Genome wide data reveal an intricate landscape where gene actions and interactions in diverse spatial areas are common both during development and in normal and abnormal tissues. Understanding local gene networks is thus key to developing treatments for human diseases. Given the size and complexity of recently available systematic spatial data, defining the biologically relevant spatial areas and modeling the corresponding local biological networks present an exciting and on-going challenge. It requires the integration of biology, statistics and computer science; that is, it requires data science.

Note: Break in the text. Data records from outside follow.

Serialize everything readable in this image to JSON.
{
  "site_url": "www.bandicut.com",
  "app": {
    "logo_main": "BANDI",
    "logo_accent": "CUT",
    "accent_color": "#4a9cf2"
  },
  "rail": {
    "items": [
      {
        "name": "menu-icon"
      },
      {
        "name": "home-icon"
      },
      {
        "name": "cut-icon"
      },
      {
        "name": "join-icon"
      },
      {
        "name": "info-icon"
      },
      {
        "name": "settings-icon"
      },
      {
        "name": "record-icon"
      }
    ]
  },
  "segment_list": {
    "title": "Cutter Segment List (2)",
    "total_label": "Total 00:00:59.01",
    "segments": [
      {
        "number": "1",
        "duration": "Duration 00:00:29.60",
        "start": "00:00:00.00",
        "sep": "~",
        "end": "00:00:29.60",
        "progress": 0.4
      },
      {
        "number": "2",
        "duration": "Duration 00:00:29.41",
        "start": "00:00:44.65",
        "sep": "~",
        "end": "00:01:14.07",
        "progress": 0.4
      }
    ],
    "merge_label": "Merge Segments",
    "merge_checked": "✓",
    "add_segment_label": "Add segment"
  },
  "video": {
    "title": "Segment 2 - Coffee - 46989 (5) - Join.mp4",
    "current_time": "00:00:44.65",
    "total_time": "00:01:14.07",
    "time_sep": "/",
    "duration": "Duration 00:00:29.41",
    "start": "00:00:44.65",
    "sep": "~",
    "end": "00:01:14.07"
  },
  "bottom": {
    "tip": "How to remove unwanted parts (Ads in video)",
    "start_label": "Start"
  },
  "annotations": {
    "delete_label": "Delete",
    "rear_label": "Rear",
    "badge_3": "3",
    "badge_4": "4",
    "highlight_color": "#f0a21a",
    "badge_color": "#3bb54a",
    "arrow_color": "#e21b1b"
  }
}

In this talk, I present results from a current project co-led by biologist Erwin Frise from Lawrence Berkeley National Lab (LBNL) to answer the fundamental systems biology question in the talk title. My group (Siqi Wu, Antony Joseph, Karl Kumbier) collaborates with Dr. Erwin and other biologists (Ann Hommands) of Celniker's Lab at LBNL that generate the Drosophila spatial expression embryonic image data. We leverage our group's prior research experience from computational neuroscience to use appropriate ideas of statistical machine learning in order to create a novel image representation decomposing spatial data into building blocks (or principal patterns). These principal patterns provide an innovative and biologically meaningful approach for the interpretation and analysis of large complex spatial data. They are the basis for constructing local gene networks, and we have been able to reproduced almost all the links in the Nobel-prize winning (local) gap-gene network. In fact, Celniker's lab is running knock-out experiments to validate our predictions on gene-gene interactions. Moreover, to understand the decomposition algorithm of images, we have derived sufficient and almost necessary conditions for local identifiability of the algorithm in the noiseless and complete case. Finally, we are collaborating with Dr. Wei Xue from Tsinghua Univ to devise a scalable open software package to manage the acquisition and computation of imaged data, designed in a manner that will be usable by biologists and expandable by developers.